What to work on:
Among the entries that follow, how many lines contain the string "avatar"? Write the number alone.

Data about app and page elements:
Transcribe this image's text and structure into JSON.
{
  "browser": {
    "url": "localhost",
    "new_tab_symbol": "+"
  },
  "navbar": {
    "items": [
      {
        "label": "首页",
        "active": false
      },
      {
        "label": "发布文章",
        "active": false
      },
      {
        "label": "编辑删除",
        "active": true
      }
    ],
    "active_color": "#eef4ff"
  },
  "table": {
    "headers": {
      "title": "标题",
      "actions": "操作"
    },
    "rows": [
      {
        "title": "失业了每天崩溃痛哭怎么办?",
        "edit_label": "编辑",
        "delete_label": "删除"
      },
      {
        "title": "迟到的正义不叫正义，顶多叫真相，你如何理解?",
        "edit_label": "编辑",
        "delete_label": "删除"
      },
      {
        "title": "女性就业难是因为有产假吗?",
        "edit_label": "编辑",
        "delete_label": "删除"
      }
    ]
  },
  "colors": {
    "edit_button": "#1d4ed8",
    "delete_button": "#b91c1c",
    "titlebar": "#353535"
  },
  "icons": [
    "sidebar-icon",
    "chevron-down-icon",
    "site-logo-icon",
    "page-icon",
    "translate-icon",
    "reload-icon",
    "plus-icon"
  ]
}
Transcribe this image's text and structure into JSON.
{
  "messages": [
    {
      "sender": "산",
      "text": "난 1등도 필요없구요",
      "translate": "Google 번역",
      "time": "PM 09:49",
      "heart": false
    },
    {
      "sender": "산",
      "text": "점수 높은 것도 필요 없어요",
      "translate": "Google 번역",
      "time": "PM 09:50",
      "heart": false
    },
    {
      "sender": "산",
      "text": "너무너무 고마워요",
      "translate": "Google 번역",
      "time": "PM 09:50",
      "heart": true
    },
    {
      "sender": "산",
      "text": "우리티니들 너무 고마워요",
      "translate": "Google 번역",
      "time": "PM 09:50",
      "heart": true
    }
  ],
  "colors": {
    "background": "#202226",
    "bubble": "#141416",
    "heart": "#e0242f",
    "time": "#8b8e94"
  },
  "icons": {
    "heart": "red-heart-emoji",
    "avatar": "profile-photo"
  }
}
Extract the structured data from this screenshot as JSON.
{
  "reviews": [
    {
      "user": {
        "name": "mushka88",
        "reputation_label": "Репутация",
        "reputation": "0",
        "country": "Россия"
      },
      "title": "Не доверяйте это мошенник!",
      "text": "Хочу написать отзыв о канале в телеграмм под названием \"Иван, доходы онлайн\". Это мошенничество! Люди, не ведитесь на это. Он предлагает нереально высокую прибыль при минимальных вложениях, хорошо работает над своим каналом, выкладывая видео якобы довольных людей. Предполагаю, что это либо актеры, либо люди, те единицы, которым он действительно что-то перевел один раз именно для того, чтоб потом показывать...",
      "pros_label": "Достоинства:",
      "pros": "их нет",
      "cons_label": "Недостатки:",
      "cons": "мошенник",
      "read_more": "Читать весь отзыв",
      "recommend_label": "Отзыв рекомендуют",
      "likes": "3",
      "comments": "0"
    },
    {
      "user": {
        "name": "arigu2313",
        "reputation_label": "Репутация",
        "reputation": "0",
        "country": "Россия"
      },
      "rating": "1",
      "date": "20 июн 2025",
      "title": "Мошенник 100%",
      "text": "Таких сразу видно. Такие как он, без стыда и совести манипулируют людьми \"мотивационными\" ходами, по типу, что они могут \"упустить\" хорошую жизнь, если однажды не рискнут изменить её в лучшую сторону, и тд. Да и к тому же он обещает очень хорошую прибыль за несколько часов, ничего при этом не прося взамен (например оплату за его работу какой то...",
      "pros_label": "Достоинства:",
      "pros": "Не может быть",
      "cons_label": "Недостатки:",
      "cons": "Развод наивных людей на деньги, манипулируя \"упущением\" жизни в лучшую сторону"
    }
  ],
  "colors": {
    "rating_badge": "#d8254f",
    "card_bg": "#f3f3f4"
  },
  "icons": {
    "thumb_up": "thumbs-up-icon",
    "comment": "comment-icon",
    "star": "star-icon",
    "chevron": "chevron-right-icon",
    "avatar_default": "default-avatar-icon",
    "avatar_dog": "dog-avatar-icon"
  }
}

Written solution:
3